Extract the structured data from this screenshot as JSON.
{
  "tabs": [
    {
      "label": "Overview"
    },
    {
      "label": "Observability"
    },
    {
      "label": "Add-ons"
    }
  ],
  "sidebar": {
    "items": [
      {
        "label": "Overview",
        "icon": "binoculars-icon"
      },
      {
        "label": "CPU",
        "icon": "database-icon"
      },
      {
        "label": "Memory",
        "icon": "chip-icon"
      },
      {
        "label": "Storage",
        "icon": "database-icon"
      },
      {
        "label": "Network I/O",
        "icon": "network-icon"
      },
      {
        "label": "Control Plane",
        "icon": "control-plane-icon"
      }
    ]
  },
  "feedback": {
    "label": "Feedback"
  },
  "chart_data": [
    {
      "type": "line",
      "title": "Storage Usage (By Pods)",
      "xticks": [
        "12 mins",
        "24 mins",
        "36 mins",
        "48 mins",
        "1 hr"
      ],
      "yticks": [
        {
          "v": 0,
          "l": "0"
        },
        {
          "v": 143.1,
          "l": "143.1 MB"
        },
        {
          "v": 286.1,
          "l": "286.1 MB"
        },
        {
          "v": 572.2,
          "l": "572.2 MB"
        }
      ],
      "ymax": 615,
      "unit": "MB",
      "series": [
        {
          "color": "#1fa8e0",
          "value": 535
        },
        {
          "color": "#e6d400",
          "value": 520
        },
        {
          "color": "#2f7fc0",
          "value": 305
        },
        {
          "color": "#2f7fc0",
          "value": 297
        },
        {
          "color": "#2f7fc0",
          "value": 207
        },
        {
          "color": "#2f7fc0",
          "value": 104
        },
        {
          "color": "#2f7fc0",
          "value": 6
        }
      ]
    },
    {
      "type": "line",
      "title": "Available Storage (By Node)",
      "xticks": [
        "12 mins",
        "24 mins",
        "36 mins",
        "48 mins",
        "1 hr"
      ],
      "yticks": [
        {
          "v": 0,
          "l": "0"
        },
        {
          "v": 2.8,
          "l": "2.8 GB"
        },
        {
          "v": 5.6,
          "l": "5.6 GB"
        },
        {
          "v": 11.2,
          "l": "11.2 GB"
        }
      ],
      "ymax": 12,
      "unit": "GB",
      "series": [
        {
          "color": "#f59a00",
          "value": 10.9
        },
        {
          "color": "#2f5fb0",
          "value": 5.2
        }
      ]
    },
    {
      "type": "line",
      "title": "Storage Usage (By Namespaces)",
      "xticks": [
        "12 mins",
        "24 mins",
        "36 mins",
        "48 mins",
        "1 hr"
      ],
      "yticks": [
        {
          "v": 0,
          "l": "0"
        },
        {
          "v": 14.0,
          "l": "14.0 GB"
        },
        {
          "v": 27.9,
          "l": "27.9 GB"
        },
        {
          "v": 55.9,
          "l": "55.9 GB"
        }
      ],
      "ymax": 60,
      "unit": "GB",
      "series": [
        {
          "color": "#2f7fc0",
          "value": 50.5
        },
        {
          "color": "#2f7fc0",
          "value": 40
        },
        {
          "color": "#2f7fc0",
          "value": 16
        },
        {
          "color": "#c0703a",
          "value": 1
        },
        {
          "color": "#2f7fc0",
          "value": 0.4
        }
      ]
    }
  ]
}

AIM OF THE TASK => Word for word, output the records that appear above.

YOUR SOLUTION =>
Extract the structured data from this screenshot as JSON.
{
  "tabs": [
    {
      "label": "Overview"
    },
    {
      "label": "Observability"
    },
    {
      "label": "Add-ons"
    }
  ],
  "sidebar": {
    "items": [
      {
        "label": "Overview",
        "icon": "binoculars-icon"
      },
      {
        "label": "CPU",
        "icon": "database-icon"
      },
      {
        "label": "Memory",
        "icon": "chip-icon"
      },
      {
        "label": "Storage",
        "icon": "database-icon"
      },
      {
        "label": "Network I/O",
        "icon": "network-icon"
      },
      {
        "label": "Control Plane",
        "icon": "control-plane-icon"
      }
    ]
  },
  "feedback": {
    "label": "Feedback"
  },
  "chart_data": [
    {
      "type": "line",
      "title": "Storage Usage (By Pods)",
      "xticks": [
        "12 mins",
        "24 mins",
        "36 mins",
        "48 mins",
        "1 hr"
      ],
      "yticks": [
        {
          "v": 0,
          "l": "0"
        },
        {
          "v": 143.1,
          "l": "143.1 MB"
        },
        {
          "v": 286.1,
          "l": "286.1 MB"
        },
        {
          "v": 572.2,
          "l": "572.2 MB"
        }
      ],
      "ymax": 615,
      "unit": "MB",
      "series": [
        {
          "color": "#1fa8e0",
          "value": 535
        },
        {
          "color": "#e6d400",
          "value": 520
        },
        {
          "color": "#2f7fc0",
          "value": 305
        },
        {
          "color": "#2f7fc0",
          "value": 297
        },
        {
          "color": "#2f7fc0",
          "value": 207
        },
        {
          "color": "#2f7fc0",
          "value": 104
        },
        {
          "color": "#2f7fc0",
          "value": 6
        }
      ]
    },
    {
      "type": "line",
      "title": "Available Storage (By Node)",
      "xticks": [
        "12 mins",
        "24 mins",
        "36 mins",
        "48 mins",
        "1 hr"
      ],
      "yticks": [
        {
          "v": 0,
          "l": "0"
        },
        {
          "v": 2.8,
          "l": "2.8 GB"
        },
        {
          "v": 5.6,
          "l": "5.6 GB"
        },
        {
          "v": 11.2,
          "l": "11.2 GB"
        }
      ],
      "ymax": 12,
      "unit": "GB",
      "series": [
        {
          "color": "#f59a00",
          "value": 10.9
        },
        {
          "color": "#2f5fb0",
          "value": 5.2
        }
      ]
    },
    {
      "type": "line",
      "title": "Storage Usage (By Namespaces)",
      "xticks": [
        "12 mins",
        "24 mins",
        "36 mins",
        "48 mins",
        "1 hr"
      ],
      "yticks": [
        {
          "v": 0,
          "l": "0"
        },
        {
          "v": 14.0,
          "l": "14.0 GB"
        },
        {
          "v": 27.9,
          "l": "27.9 GB"
        },
        {
          "v": 55.9,
          "l": "55.9 GB"
        }
      ],
      "ymax": 60,
      "unit": "GB",
      "series": [
        {
          "color": "#2f7fc0",
          "value": 50.5
        },
        {
          "color": "#2f7fc0",
          "value": 40
        },
        {
          "color": "#2f7fc0",
          "value": 16
        },
        {
          "color": "#c0703a",
          "value": 1
        },
        {
          "color": "#2f7fc0",
          "value": 0.4
        }
      ]
    }
  ]
}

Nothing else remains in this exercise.